Three years ago, 147 tigers were rescued from a temple in Thailand. The Buddhist temple located in the Kanchanaburi province became famous as the "Tiger Temple." The temple is located west of the country's capital Bangkok became a tourist attraction where visitors could pose and get themselves photographed with the big cats. There were allegations of mistreatment of the big cats by wildlife enthusiasts and the government had to intervene. CNN has reported that the tiger is classified as an endangered species by the World Wildlife Fund. It is reported that wildlife has been depleted by over 50 percent in the last 40 years.

Tigers rescued

In 2016, all the tigers were rescued from the controversial temple and relocated to other parts of the country.

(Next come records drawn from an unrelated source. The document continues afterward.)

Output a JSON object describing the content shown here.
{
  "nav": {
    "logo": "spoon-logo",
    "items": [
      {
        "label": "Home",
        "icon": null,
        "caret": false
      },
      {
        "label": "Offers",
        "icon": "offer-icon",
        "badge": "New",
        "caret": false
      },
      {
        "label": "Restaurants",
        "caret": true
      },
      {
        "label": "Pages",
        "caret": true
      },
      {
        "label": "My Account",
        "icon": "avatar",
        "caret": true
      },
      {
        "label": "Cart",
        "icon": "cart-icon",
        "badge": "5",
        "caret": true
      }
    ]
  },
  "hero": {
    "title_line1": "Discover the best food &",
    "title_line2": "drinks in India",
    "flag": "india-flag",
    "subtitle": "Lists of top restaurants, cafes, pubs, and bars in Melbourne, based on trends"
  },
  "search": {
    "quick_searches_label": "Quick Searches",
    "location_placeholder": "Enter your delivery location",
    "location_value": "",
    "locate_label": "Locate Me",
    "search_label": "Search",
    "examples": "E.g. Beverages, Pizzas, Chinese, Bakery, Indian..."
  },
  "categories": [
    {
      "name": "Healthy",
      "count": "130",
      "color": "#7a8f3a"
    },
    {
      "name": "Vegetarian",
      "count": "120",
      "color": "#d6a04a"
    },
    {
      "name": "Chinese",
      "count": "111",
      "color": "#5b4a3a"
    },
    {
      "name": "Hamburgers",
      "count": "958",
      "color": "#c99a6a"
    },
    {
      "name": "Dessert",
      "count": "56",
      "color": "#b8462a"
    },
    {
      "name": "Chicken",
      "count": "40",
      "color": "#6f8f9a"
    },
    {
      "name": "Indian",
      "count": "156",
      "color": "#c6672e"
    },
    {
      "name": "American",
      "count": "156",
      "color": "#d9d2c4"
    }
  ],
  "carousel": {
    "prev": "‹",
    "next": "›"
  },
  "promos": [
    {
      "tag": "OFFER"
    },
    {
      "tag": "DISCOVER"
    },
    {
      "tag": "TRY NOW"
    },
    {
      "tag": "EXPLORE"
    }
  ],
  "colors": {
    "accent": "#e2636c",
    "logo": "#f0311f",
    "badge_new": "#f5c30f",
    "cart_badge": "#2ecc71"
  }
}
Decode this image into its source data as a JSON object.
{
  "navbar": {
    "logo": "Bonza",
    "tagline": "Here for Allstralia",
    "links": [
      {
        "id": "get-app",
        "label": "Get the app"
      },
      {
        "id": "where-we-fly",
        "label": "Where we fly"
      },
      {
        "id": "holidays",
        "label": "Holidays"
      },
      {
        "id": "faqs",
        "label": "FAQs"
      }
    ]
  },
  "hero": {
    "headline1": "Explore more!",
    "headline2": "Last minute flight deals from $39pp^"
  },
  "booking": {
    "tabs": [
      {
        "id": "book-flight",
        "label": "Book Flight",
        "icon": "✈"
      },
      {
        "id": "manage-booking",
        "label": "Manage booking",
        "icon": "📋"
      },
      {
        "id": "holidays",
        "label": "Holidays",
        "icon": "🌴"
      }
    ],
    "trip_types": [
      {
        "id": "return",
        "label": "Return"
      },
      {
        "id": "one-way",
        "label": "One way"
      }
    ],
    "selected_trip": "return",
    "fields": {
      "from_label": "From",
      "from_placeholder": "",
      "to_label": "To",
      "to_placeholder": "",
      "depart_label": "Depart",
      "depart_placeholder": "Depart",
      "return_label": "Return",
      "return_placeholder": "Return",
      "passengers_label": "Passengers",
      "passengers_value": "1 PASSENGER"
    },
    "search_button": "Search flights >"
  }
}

Now it's revealed that half of the rescued tigers died. A government press release confirmed the deaths. Two reasons were advanced for this sad episode. It appears that the tigers died due to respiratory disease and a Canine Distemper Virus. The last-named is supposed to be a highly infectious disease that affects dogs but it can also affect bigger animals like tigers and other species.

Another reason could be that most of the tigers were inbred. This was confirmed by Prakit Wongsriwattanakul, the director-general of Thailands's Department of National Parks. As per reports, 86 of the 147 rescued tigers died.

Death of tigers

The death of the tigers is a surprise, as the tigers were rescued were "fairly healthy." The tigers were taken from the temple and let loose in the government sanctuary in Ratchaburi province about 90 km south of the temple at Kanchanaburi. Many of the tigers were taken from the temple after they were sedated and then taken to the government sanctuary.

Despite the advice of knowledgeable persons, the tigers were kept caged and this was perhaps one of the reasons that the disease spread. Another reason could be a lack of knowledge about how to breed tigers. This was reported by the Washington Post.

In 2016, a furor was created when the remains of nearly 40 tigers were discovered in freezers at the temple.

The remains of some other animals like deers and binturong, a Southeast Asian bearcat, were also found. This immediately led to an investigation by the Wildlife Conservation Office. An agreement of 2001 allowed the temple to keep the tigers with the provision that they would not use them for profit or breed them. The government had to intervene as there were reports of some tourists being attacked by tigers while walking around.

Monks charged

The tigers were rescued and five monks were charged with possession of endangered animal parts. The wheel has now come full circle and the rescued tigers have lost more than half of their brethren. Perhaps the Thai government can take a leaf out of "Project Tiger " in India which has led to an increase in the tiger population.